* Exercise directions:
Are you able to retype all the records below exactly?

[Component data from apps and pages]
· · · · ·
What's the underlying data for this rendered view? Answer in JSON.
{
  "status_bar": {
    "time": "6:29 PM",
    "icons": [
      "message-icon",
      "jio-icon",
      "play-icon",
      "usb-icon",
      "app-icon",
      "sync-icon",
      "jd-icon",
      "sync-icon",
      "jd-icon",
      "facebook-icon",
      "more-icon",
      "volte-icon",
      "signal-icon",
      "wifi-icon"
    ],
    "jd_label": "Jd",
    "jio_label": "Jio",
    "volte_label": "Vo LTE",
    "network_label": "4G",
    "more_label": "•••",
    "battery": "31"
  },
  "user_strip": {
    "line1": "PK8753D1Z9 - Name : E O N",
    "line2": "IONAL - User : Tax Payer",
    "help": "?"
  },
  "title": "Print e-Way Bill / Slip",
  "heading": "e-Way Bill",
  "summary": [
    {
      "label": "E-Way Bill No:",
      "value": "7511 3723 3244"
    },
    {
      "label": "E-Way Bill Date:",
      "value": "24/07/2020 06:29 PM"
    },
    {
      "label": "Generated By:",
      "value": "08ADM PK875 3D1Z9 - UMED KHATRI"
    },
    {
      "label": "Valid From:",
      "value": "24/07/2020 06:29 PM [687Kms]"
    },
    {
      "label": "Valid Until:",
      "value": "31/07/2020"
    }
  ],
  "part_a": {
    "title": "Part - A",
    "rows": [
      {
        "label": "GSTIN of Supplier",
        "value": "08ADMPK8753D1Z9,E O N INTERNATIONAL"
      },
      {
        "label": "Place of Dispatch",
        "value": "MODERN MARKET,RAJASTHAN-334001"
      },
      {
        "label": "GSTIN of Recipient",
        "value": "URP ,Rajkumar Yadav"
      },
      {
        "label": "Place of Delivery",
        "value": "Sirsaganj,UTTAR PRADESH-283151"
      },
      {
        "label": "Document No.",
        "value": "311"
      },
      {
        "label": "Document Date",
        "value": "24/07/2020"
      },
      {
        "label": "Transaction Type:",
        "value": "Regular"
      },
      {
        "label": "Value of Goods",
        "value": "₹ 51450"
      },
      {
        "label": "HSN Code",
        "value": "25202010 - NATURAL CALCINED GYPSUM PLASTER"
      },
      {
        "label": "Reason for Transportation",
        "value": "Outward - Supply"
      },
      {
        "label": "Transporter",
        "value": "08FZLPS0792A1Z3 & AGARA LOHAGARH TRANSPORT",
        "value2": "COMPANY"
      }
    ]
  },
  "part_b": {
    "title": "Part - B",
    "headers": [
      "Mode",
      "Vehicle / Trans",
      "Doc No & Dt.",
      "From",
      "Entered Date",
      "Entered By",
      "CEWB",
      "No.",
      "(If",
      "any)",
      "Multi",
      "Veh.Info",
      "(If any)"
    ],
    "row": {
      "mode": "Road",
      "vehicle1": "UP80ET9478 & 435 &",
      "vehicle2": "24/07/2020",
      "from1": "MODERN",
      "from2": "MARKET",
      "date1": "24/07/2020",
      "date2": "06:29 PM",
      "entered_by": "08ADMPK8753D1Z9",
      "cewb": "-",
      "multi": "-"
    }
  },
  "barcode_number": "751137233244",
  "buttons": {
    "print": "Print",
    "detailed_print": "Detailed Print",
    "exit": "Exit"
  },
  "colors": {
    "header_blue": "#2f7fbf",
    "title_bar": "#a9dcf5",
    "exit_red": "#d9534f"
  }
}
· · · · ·
* Answer to this problem:
What's the underlying data for this rendered view? Answer in JSON.
{
  "status_bar": {
    "time": "6:29 PM",
    "icons": [
      "message-icon",
      "jio-icon",
      "play-icon",
      "usb-icon",
      "app-icon",
      "sync-icon",
      "jd-icon",
      "sync-icon",
      "jd-icon",
      "facebook-icon",
      "more-icon",
      "volte-icon",
      "signal-icon",
      "wifi-icon"
    ],
    "jd_label": "Jd",
    "jio_label": "Jio",
    "volte_label": "Vo LTE",
    "network_label": "4G",
    "more_label": "•••",
    "battery": "31"
  },
  "user_strip": {
    "line1": "PK8753D1Z9 - Name : E O N",
    "line2": "IONAL - User : Tax Payer",
    "help": "?"
  },
  "title": "Print e-Way Bill / Slip",
  "heading": "e-Way Bill",
  "summary": [
    {
      "label": "E-Way Bill No:",
      "value": "7511 3723 3244"
    },
    {
      "label": "E-Way Bill Date:",
      "value": "24/07/2020 06:29 PM"
    },
    {
      "label": "Generated By:",
      "value": "08ADM PK875 3D1Z9 - UMED KHATRI"
    },
    {
      "label": "Valid From:",
      "value": "24/07/2020 06:29 PM [687Kms]"
    },
    {
      "label": "Valid Until:",
      "value": "31/07/2020"
    }
  ],
  "part_a": {
    "title": "Part - A",
    "rows": [
      {
        "label": "GSTIN of Supplier",
        "value": "08ADMPK8753D1Z9,E O N INTERNATIONAL"
      },
      {
        "label": "Place of Dispatch",
        "value": "MODERN MARKET,RAJASTHAN-334001"
      },
      {
        "label": "GSTIN of Recipient",
        "value": "URP ,Rajkumar Yadav"
      },
      {
        "label": "Place of Delivery",
        "value": "Sirsaganj,UTTAR PRADESH-283151"
      },
      {
        "label": "Document No.",
        "value": "311"
      },
      {
        "label": "Document Date",
        "value": "24/07/2020"
      },
      {
        "label": "Transaction Type:",
        "value": "Regular"
      },
      {
        "label": "Value of Goods",
        "value": "₹ 51450"
      },
      {
        "label": "HSN Code",
        "value": "25202010 - NATURAL CALCINED GYPSUM PLASTER"
      },
      {
        "label": "Reason for Transportation",
        "value": "Outward - Supply"
      },
      {
        "label": "Transporter",
        "value": "08FZLPS0792A1Z3 & AGARA LOHAGARH TRANSPORT",
        "value2": "COMPANY"
      }
    ]
  },
  "part_b": {
    "title": "Part - B",
    "headers": [
      "Mode",
      "Vehicle / Trans",
      "Doc No & Dt.",
      "From",
      "Entered Date",
      "Entered By",
      "CEWB",
      "No.",
      "(If",
      "any)",
      "Multi",
      "Veh.Info",
      "(If any)"
    ],
    "row": {
      "mode": "Road",
      "vehicle1": "UP80ET9478 & 435 &",
      "vehicle2": "24/07/2020",
      "from1": "MODERN",
      "from2": "MARKET",
      "date1": "24/07/2020",
      "date2": "06:29 PM",
      "entered_by": "08ADMPK8753D1Z9",
      "cewb": "-",
      "multi": "-"
    }
  },
  "barcode_number": "751137233244",
  "buttons": {
    "print": "Print",
    "detailed_print": "Detailed Print",
    "exit": "Exit"
  },
  "colors": {
    "header_blue": "#2f7fbf",
    "title_bar": "#a9dcf5",
    "exit_red": "#d9534f"
  }
}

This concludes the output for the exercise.